As if to underline this point, Hemingway skewers a more optimistic contemporary of his during Henry’s conversation with Count Greffi. Asked by Henry about literature written in wartime, the count names Henri Barbusse, author of the 1916 war novel Le Feu (Under Fire), and H. G. Wells, the English writer most famous for The Island of Doctor Moreau and The War of the Worlds. Wells also penned Mr. Britling Sees It Through, which the count mistakenly calls Mr. Britling Sees Through It. Hemingway, probably irritated by this book’s upbeat take on the war, deflates the optimism of the work’s title with Henry’s rejoinder, “No, he doesn’t.” Henry’s comment that he has read “nothing any good” makes clear that Hemingway dislikes Barbusse as well.
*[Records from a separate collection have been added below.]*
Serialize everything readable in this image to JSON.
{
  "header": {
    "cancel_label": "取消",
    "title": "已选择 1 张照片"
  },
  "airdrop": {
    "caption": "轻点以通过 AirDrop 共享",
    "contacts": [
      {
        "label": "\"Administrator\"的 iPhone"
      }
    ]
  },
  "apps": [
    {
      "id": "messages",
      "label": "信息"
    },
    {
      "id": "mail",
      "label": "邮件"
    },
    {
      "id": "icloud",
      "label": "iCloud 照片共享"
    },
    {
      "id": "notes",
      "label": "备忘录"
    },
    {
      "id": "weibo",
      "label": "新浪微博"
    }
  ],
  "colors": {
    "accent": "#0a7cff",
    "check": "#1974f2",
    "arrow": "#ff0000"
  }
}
Barbusse argues against the war in Le Feu, but the novel’s collective, everyman perspective clashes with Hemingway’s rugged individualism. (Barbusse’s later devotion to the Communist Party and Stalin didn’t win him many points with Hemingway either.) Beyond their disputatious nature, these literary inside jokes reinforce the sense of impending doom: the optimistic war novel winds up in the hands of wounded soldiers, and the grim reality of the war belies Wells’s optimistic depiction.
Once reunited with Catherine, Henry seems content with his decision to abandon the military. Several times, he assures himself that he is done with the war, but his “separate peace” is, perhaps, more a matter of wishful thinking than an actual state of mind. Henry admits that his thoughts are muddled when it comes to the war and his role in it. He tells Catherine that he will one day share his experience, if he can “get it straight in [his] head.” This psychological turmoil and Henry’s declaration that he feels like a criminal for leaving the front speak to a conflict deeper than Henry is willing to admit.
As Catherine and Henry prepare to journey to Switzerland, there is a gathering sense of doom. Although Hemingway prizes sharp-edged realism too highly to rely on traditional means of foreshadowing, he manages to forecast the coming tragedy in a number of ways. Helen Ferguson’s uncharacteristic outburst in the hotel points not so much to an extreme adherence to social mores or her fear of solitude as it does to an unspeakable sense that the world is a harmful place in which a love as true as Catherine and Henry’s cannot survive. Henry’s nighttime meditation—one of the most beautifully written and moving passages in the novel—echoes this sentiment. While his incredibly bleak observation that the world was designed to kill the good, the gentle, and the brave seems to come out of nowhere, it anticipates the workings of the cruel world that soon “break[s]” what he holds most dear.